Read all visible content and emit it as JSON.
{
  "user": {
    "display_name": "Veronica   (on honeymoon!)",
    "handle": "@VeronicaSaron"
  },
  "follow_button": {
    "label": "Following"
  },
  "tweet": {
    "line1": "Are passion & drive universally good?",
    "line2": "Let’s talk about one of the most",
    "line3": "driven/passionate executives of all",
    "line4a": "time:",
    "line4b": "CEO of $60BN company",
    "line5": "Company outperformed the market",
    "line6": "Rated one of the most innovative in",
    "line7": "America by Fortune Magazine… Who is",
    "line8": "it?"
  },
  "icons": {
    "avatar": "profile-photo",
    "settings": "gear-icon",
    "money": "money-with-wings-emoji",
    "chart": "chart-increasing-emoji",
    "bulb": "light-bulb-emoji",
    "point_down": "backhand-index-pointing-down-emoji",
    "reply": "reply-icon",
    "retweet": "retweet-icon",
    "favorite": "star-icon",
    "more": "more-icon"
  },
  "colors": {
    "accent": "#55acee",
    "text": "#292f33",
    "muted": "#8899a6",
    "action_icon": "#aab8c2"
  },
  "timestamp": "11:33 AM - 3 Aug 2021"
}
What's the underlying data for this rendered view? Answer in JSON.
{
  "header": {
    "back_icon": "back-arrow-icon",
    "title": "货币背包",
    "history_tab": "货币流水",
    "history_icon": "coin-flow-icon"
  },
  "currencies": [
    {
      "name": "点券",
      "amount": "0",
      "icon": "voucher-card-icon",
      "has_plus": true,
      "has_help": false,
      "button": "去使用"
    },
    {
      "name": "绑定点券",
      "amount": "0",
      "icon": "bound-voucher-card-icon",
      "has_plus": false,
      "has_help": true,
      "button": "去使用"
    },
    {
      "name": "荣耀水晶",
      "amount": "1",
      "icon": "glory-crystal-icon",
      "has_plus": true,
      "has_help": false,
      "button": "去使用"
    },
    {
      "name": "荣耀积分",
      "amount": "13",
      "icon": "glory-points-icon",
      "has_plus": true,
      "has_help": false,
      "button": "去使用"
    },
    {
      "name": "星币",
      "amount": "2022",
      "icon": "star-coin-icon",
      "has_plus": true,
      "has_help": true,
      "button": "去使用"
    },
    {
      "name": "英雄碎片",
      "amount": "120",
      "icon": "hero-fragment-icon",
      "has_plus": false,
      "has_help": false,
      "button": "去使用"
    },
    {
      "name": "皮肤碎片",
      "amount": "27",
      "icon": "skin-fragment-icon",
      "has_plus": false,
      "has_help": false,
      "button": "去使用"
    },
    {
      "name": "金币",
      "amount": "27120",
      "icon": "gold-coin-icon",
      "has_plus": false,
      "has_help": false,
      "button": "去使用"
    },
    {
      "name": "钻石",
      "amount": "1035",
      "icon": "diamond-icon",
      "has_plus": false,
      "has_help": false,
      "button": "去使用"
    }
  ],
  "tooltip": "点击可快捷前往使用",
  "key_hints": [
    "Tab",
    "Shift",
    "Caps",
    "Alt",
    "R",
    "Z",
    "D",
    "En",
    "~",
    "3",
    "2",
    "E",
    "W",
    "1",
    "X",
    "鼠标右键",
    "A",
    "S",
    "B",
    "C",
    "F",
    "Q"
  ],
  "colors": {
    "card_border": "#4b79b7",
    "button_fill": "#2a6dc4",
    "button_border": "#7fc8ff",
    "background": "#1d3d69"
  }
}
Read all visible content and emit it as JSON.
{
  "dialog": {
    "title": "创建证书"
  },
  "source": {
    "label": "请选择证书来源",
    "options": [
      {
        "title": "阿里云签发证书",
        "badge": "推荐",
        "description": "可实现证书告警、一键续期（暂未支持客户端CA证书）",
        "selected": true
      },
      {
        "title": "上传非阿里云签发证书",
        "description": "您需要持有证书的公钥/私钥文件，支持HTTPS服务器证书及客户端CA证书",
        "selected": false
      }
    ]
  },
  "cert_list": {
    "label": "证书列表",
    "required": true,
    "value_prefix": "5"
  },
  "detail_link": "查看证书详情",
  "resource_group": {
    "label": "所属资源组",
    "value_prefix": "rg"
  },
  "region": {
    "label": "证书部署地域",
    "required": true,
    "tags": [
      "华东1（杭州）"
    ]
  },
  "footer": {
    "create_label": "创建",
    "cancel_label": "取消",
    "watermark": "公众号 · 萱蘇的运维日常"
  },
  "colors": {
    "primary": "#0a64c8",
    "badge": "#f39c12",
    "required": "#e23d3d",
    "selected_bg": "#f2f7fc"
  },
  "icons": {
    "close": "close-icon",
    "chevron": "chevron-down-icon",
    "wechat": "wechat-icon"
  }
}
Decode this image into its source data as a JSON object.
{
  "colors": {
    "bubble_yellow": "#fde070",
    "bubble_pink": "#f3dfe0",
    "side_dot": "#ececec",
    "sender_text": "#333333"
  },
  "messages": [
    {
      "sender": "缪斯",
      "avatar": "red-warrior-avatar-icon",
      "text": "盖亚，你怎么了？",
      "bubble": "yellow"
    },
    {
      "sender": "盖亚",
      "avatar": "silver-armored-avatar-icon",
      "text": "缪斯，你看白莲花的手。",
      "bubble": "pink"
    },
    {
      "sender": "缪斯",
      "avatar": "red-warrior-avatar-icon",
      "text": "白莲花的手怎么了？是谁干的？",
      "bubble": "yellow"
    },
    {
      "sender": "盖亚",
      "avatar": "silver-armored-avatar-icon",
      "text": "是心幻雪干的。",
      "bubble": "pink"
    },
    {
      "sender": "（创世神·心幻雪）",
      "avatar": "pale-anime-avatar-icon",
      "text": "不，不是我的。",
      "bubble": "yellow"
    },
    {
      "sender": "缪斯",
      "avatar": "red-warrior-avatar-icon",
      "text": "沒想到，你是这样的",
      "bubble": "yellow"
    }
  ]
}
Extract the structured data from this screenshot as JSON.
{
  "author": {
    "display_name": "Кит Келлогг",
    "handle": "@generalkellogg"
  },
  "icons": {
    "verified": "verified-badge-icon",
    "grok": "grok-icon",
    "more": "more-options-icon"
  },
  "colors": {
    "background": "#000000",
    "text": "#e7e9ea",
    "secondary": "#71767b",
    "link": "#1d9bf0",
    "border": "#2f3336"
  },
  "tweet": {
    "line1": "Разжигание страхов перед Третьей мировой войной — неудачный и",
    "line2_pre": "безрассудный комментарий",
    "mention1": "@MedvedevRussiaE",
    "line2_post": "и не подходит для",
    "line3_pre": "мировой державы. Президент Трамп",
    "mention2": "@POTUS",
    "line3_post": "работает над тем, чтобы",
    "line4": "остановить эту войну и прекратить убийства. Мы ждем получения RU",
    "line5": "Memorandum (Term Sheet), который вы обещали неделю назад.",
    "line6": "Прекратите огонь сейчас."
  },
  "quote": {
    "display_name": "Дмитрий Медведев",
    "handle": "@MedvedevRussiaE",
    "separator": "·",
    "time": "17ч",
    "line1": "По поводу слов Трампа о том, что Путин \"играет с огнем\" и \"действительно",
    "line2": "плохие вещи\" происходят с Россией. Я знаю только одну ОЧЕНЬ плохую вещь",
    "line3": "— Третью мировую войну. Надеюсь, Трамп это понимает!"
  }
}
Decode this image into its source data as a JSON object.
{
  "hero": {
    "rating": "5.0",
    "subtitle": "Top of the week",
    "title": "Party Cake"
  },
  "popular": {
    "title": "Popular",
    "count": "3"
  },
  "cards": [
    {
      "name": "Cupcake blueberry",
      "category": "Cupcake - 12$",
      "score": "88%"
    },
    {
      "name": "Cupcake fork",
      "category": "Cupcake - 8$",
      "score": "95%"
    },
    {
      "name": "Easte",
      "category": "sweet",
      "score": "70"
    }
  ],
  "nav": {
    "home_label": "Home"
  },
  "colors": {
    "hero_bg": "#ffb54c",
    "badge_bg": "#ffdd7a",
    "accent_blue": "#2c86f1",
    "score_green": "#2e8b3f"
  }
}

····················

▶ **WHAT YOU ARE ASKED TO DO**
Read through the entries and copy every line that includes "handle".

▶ **RESULT FOR THIS TASK**
    "handle": "@VeronicaSaron"
    "handle": "@generalkellogg"
    "handle": "@MedvedevRussiaE",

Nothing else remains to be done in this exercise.